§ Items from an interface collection
>>>>>

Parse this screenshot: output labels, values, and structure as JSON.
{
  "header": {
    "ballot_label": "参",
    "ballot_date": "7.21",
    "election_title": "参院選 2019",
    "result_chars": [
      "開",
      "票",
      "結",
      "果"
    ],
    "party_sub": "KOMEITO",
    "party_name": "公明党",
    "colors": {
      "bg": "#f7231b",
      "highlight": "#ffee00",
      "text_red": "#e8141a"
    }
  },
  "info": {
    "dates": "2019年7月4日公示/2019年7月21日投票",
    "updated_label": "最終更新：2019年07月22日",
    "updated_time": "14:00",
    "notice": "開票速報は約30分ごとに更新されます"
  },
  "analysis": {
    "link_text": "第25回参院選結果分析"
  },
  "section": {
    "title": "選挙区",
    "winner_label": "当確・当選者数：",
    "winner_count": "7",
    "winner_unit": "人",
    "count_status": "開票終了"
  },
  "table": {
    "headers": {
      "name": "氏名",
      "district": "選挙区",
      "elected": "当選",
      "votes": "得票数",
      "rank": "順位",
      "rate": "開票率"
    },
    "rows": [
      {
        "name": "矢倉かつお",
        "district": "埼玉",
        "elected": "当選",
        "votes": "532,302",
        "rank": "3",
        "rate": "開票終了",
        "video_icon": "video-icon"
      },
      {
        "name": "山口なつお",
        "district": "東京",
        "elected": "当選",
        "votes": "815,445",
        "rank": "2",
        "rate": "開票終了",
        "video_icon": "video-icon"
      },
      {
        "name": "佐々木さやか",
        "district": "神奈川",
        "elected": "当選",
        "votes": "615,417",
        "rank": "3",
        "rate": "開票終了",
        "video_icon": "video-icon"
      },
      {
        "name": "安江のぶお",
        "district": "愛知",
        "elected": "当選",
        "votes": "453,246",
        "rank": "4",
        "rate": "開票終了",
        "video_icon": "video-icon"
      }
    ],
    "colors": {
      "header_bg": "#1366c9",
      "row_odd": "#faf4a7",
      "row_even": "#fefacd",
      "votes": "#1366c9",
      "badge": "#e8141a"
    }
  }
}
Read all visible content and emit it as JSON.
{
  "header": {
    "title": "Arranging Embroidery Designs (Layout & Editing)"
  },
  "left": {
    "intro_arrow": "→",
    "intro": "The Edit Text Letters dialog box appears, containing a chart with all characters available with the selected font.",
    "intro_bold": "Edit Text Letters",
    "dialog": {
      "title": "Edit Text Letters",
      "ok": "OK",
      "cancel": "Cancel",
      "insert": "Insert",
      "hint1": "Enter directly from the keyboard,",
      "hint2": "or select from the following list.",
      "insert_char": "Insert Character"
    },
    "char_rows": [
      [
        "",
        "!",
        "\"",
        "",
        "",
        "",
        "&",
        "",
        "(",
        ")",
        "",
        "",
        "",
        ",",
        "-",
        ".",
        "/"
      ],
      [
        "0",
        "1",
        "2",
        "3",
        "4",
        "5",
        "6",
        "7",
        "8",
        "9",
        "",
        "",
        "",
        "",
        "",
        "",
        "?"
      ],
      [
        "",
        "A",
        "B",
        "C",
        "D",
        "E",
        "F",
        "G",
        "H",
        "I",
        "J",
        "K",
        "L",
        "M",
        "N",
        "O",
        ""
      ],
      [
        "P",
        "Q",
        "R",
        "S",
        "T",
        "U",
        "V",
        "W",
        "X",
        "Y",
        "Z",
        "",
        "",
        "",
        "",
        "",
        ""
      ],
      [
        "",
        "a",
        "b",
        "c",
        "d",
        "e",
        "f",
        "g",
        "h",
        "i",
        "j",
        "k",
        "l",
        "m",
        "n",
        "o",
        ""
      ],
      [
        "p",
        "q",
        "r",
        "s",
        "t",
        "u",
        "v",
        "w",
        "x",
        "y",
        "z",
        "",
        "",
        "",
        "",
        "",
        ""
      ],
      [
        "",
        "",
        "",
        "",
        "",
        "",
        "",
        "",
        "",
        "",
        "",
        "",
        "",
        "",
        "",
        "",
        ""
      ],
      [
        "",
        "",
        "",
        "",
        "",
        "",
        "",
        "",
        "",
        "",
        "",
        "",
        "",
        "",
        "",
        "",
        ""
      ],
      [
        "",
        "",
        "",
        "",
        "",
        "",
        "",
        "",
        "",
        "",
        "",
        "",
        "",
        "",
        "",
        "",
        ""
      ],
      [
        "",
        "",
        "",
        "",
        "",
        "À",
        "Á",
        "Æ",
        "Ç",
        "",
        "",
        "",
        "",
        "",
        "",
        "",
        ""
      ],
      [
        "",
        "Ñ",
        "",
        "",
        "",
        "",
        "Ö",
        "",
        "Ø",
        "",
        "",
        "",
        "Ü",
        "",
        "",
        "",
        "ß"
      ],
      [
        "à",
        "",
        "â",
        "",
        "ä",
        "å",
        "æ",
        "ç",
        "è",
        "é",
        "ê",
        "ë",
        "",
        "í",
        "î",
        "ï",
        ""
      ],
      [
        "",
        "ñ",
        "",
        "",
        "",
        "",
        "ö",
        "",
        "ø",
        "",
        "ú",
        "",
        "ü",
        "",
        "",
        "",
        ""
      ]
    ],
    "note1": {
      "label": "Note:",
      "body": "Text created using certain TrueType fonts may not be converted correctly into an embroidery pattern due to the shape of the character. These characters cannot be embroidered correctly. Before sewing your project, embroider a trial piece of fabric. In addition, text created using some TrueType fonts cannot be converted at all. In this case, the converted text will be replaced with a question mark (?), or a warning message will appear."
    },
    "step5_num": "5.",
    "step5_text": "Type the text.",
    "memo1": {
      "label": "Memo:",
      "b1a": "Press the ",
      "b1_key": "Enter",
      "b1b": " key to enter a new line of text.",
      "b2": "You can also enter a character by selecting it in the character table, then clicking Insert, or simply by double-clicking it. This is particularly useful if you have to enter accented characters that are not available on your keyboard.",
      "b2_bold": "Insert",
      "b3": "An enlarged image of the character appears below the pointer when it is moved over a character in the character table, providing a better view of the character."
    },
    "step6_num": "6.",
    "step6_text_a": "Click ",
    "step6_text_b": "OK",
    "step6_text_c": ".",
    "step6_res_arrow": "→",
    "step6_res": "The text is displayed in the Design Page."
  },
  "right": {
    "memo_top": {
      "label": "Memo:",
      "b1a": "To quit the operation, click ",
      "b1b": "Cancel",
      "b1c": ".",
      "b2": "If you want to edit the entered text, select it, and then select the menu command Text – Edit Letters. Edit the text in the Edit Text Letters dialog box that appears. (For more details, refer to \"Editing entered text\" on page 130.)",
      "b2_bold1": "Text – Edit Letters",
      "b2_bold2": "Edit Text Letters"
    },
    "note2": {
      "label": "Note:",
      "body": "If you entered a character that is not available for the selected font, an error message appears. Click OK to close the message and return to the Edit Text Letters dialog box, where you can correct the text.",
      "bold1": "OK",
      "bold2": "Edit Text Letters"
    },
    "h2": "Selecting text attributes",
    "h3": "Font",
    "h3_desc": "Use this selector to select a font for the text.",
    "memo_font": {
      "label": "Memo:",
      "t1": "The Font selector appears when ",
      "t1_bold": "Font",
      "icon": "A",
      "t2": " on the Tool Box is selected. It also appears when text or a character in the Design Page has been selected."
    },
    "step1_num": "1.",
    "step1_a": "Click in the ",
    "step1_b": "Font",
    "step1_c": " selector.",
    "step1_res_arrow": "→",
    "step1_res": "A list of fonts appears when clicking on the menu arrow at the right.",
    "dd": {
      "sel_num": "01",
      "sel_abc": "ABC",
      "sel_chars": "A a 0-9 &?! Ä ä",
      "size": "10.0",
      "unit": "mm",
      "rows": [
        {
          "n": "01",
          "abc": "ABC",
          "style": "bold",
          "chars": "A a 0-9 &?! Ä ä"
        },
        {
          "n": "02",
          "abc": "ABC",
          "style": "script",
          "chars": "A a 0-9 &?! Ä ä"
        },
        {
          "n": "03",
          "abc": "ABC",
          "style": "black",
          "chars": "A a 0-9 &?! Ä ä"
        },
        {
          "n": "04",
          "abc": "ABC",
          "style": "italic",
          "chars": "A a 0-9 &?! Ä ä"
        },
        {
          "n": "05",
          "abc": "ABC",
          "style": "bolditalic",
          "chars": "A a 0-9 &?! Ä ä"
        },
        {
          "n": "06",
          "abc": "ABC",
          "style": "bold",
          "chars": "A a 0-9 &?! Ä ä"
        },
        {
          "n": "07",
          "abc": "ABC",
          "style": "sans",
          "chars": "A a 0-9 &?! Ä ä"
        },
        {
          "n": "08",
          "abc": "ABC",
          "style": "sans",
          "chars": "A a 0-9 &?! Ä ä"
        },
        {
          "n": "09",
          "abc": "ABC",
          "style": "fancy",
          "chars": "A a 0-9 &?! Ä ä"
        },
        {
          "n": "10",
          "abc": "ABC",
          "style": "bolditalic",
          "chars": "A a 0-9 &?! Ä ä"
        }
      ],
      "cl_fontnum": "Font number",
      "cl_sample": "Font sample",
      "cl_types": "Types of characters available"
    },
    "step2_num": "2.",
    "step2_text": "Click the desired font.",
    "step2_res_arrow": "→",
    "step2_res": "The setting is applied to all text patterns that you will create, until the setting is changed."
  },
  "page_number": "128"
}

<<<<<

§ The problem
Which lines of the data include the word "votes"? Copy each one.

§ Your solution
      "votes": "得票数",
        "votes": "532,302",
        "votes": "815,445",
        "votes": "615,417",
        "votes": "453,246",
      "votes": "#1366c9",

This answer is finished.